This was part of the trinity. I saw this, Jarmusch’s Mystery Train and the Coens’ Miller’s Crossing at roughly the same time. They all went to NYU Film School so I figured I would too. So, basically, I have this movie to blame for not going to a real college and having a real job and actually having more than eighty-nine cents in my bank account. Still — it is a fantastic movie. Watching it again (for the 20th time, probably, but the first time in years) I was amazed at how much of the cliched Robert De Niro impression actually come from this movie — a movie he made well on into his career. The furrowed brow, the stammering, the “heh”s — it all started here. Sadly, this movie spawned a thousand copycats (including Scorsese’s own Casino, which is basically the same exact movie — a good movie. . .but the same movie) and also pretty much invented swaggering dick 718 faux gangster machismo which is a bit of a neauseating thing if you live in New York City. There’d be no Victoria Gotti reality TV show 14 years later if there was no GoodFellas. There’d also be fewer car commercials set to classic rock. Scorsese pretty much nailed the pastiche-of-pop with this film (inventing the practice, really, with Mean Streets in the early 70s) and now, frankly, with very few exceptions, any movie that includes any kind of non-diagetic music on its soundtrack smacks of self-indulgence. Still — you can’t fault a brilliant work for its unfortunate legacy. GoodFellas is genius — one of the best films ever made — and connects with me on a deeply personal level. Unlike, say, De Palma’s fun but distant crime opera Scarface, which some hold in equal regard. Scarface is spectacle, GoodFellas is character-driven storytelling. But if I was coming of age in 1983 when Scarface came out maybe I’d be singing a different tune . . .

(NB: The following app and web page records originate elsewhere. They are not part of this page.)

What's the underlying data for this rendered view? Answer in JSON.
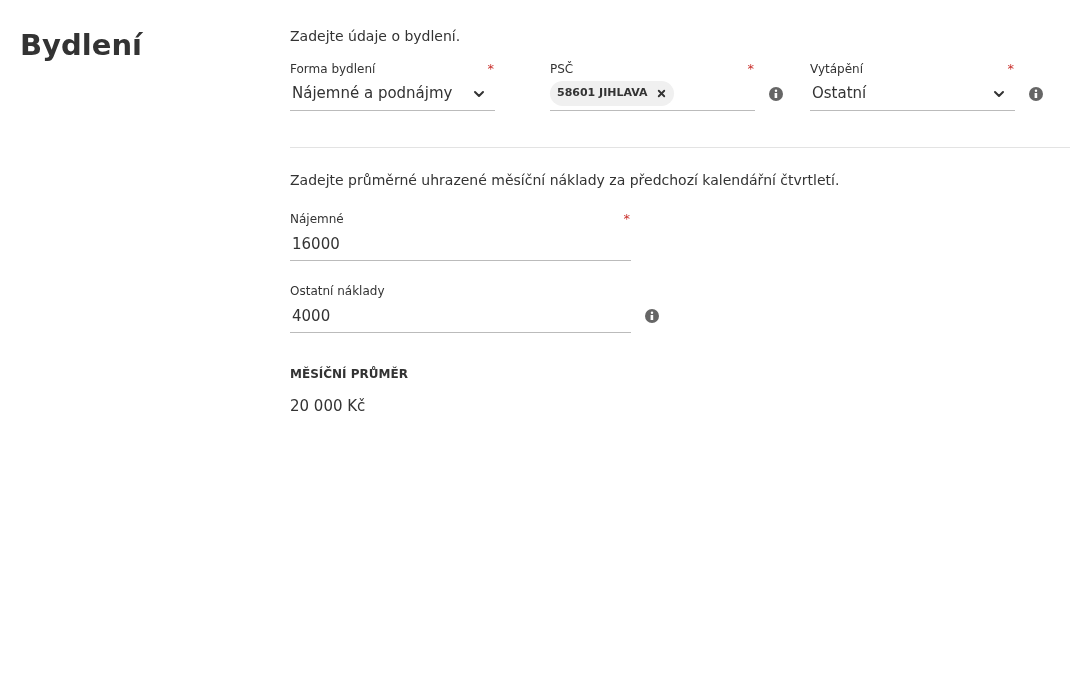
{
  "title": "Bydlení",
  "section_1": {
    "intro": "Zadejte údaje o bydlení.",
    "fields": [
      {
        "kind": "select",
        "label": "Forma bydlení",
        "required_mark": "*",
        "value": "Nájemné a podnájmy",
        "info": false
      },
      {
        "kind": "tag",
        "label": "PSČ",
        "required_mark": "*",
        "value": "58601 JIHLAVA",
        "info": true
      },
      {
        "kind": "select",
        "label": "Vytápění",
        "required_mark": "*",
        "value": "Ostatní",
        "info": true
      }
    ]
  },
  "section_2": {
    "intro": "Zadejte průměrné uhrazené měsíční náklady za předchozí kalendářní čtvrtletí.",
    "fields": [
      {
        "kind": "text",
        "label": "Nájemné",
        "required_mark": "*",
        "value": "16000",
        "info": false
      },
      {
        "kind": "text",
        "label": "Ostatní náklady",
        "value": "4000",
        "info": true
      }
    ]
  },
  "summary": {
    "label": "MĚSÍČNÍ PRŮMĚR",
    "value": "20 000 Kč"
  }
}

Jordan Hoffman is a New York-based writer and film critic working for The Guardian, Vanity Fair, Thrillist, Times of Israel, NY Daily News and elsewhere.
He is the host of ENGAGE: The Official Star Trek Podcast, a member of the New York Film Critics Circle and challenges you to a game of backgammon.